VG: One thing that cloud customers still struggle with is the standard pricing structure. Some firms fear that they won’t be able to project how much they will end up paying cumulatively for the service. There is a mind shift that needs to happen for people to trust that aspect. We still see a lot of companies with fixed budgets who want the security of that information; that’s partly why Software-as-a-Service (SaaS) is still so popular, as it’s more predictable financially. But this is also a huge opportunity: it creates room for partners to become not just technical engineers, but financial engineers. They can remove the unknowns of cloud computing and offer an easy-to-consume package to the customer.
There can be also issues around security – partly to do with mindset, but more importantly to do with complying with legislative measures between different governments.
OK: Viastak won Citrix’ Apps & Desktops Partner Of The Year award at Citrix Summit this year. In your eyes, what made us the winner?
VG: We had a committee that looked at your profile and voted on it. From my perspective, I looked at Viastak and thought, “Wow, this is actually a new-world company – one that is cognisant of the fact that from a business perspective, if you were to look at hosting your own infrastructure and data centers, that would mean that the efficiency and cost basis of your service would be limited.”
The fact that you were absolutely open to embracing cloud, as it is today, with its imperfections and be able to deliver an awesome service to your end customers means that the cost and efficiency boundaries, which a hosted service would hit, would not be applicable to you guys. At the same time, you will be in a much better position to respond to the needs of your customers, who look at scalability and reliability to draw key confidence in what they need from a service provider.

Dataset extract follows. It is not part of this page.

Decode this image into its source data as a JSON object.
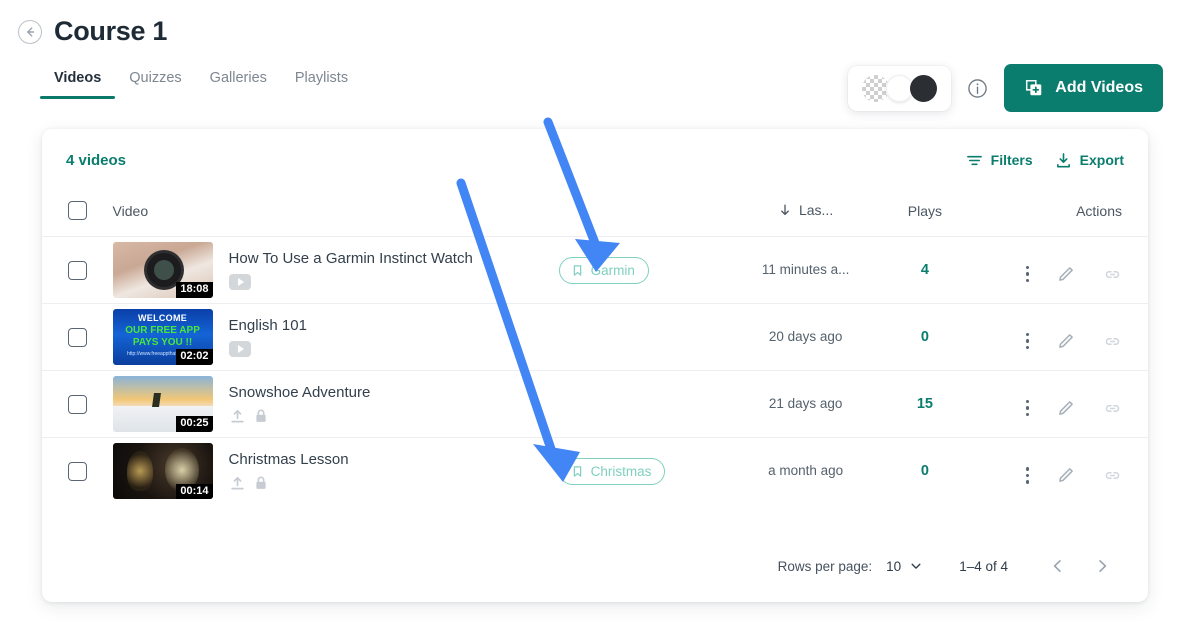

OK: Looking towards our future, we’ve taken Citrix’ advice regarding Microsoft Azure and have expanded our capabilities with them; Viastak are now a dual service provider. What impact do you see that having on our business?
VG: Having a multi-cloud strategy allows you guys to deliver a much more efficient and predictable service to your end-customers. I say that because of geographic reach: any of these public clouds are unique in their own ways. Second, you are able to leverage the most efficient public cloud technologies out there. We have a strategic partnership with Microsoft and we make sure that we are developing Citrix software that works on Azure.
That does not mean that you guys, as service providers, only get a choice of deploying things on Azure. One of the most important differentiators about Citrix Cloud is that it is able to provide a service that is truly hybrid. Citrix provides customers with flexibility over where they want workloads stored – it could be public or private clouds – and either way, it can be supported in both Azure and AWS. That’s what we always look to offer: flexibility to the customer. Obviously, Viastak wants to provide that, too.
OK: Absolutely! Vikram, this has been fantastic; thanks again for taking the time to talk with me.
Our thanks to Vikram Ghosh and Citrix for their brilliant input into this piece; ours is a relationship that we always prize. If you would like to hear more from one of the industry's leading cloud experts, you can follow Vikram on Twitter at @_VikramGhosh, or connect with him on LinkedIn here. Citrix can be found at www.citrix.com.
We hope to feature some great new guest pieces in the coming months too – until next time!
Viastak work to support businesses looking to leverage technology, in order to streamline the way they operate. We believe in creating flexible, dynamic enterprises that are equipped to deal with the demands of the modern global economy. To find out more, please get in touch.
Topics: Workplace Technologists
Written by Oliver Kiddell
Oliver Kiddell, Author at Viastak Technologists.